Your instructions ::
Repeat the data below exactly, dropping any pictures it holds.

Recorded information ::
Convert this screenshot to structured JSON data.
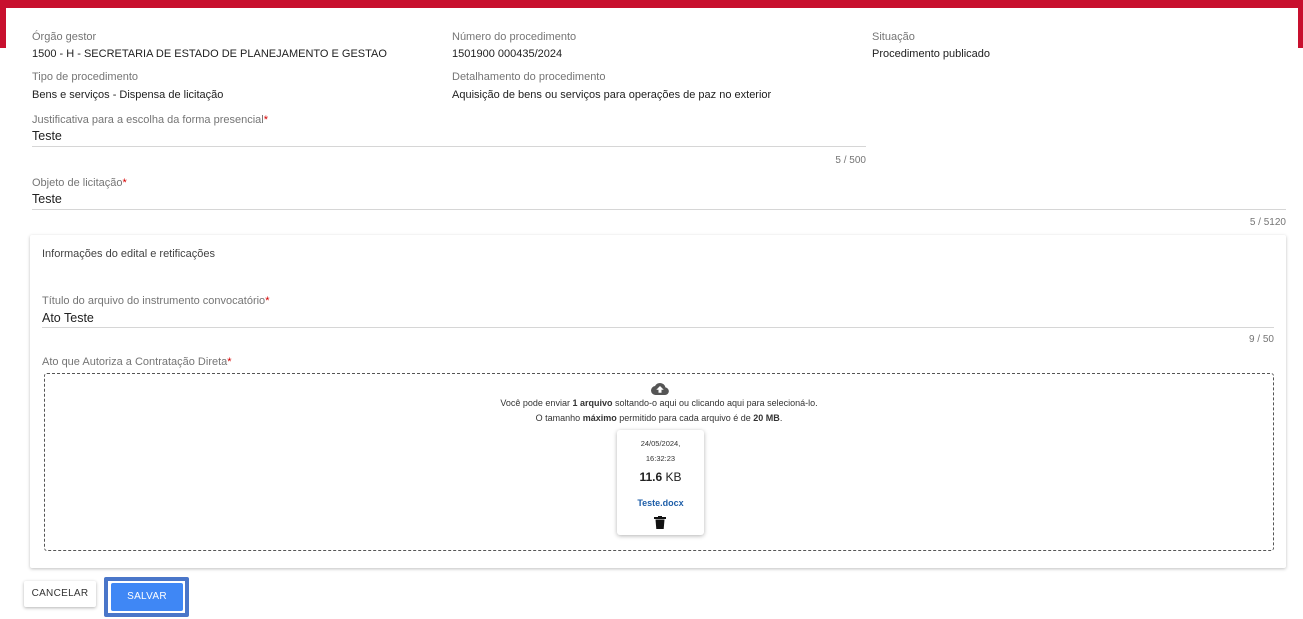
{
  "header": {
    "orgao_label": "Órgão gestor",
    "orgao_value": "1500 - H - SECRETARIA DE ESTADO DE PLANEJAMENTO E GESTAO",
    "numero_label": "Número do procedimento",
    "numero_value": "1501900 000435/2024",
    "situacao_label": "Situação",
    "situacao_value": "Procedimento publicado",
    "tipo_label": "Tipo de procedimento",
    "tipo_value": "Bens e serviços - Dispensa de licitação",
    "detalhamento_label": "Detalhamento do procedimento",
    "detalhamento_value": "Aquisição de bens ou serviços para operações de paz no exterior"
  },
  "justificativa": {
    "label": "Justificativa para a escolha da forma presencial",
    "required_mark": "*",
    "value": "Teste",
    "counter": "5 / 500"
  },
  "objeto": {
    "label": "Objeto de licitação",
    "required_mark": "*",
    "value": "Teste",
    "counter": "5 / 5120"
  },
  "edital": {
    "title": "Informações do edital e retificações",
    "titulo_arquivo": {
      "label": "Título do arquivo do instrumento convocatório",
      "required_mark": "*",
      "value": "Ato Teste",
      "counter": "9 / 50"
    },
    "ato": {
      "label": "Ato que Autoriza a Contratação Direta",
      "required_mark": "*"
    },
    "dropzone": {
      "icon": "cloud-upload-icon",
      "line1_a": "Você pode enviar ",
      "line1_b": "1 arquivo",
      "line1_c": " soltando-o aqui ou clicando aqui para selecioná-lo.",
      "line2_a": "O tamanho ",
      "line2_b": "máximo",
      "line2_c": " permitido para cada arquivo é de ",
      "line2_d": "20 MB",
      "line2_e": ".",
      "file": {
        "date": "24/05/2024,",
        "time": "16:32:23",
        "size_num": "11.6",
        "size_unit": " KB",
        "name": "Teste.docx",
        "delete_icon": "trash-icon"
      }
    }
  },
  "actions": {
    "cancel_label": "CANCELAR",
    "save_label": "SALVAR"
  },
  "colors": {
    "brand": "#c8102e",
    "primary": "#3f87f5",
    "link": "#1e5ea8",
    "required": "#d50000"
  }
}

Solution to this task ::
Convert this screenshot to structured JSON data.
{
  "header": {
    "orgao_label": "Órgão gestor",
    "orgao_value": "1500 - H - SECRETARIA DE ESTADO DE PLANEJAMENTO E GESTAO",
    "numero_label": "Número do procedimento",
    "numero_value": "1501900 000435/2024",
    "situacao_label": "Situação",
    "situacao_value": "Procedimento publicado",
    "tipo_label": "Tipo de procedimento",
    "tipo_value": "Bens e serviços - Dispensa de licitação",
    "detalhamento_label": "Detalhamento do procedimento",
    "detalhamento_value": "Aquisição de bens ou serviços para operações de paz no exterior"
  },
  "justificativa": {
    "label": "Justificativa para a escolha da forma presencial",
    "required_mark": "*",
    "value": "Teste",
    "counter": "5 / 500"
  },
  "objeto": {
    "label": "Objeto de licitação",
    "required_mark": "*",
    "value": "Teste",
    "counter": "5 / 5120"
  },
  "edital": {
    "title": "Informações do edital e retificações",
    "titulo_arquivo": {
      "label": "Título do arquivo do instrumento convocatório",
      "required_mark": "*",
      "value": "Ato Teste",
      "counter": "9 / 50"
    },
    "ato": {
      "label": "Ato que Autoriza a Contratação Direta",
      "required_mark": "*"
    },
    "dropzone": {
      "icon": "cloud-upload-icon",
      "line1_a": "Você pode enviar ",
      "line1_b": "1 arquivo",
      "line1_c": " soltando-o aqui ou clicando aqui para selecioná-lo.",
      "line2_a": "O tamanho ",
      "line2_b": "máximo",
      "line2_c": " permitido para cada arquivo é de ",
      "line2_d": "20 MB",
      "line2_e": ".",
      "file": {
        "date": "24/05/2024,",
        "time": "16:32:23",
        "size_num": "11.6",
        "size_unit": " KB",
        "name": "Teste.docx",
        "delete_icon": "trash-icon"
      }
    }
  },
  "actions": {
    "cancel_label": "CANCELAR",
    "save_label": "SALVAR"
  },
  "colors": {
    "brand": "#c8102e",
    "primary": "#3f87f5",
    "link": "#1e5ea8",
    "required": "#d50000"
  }
}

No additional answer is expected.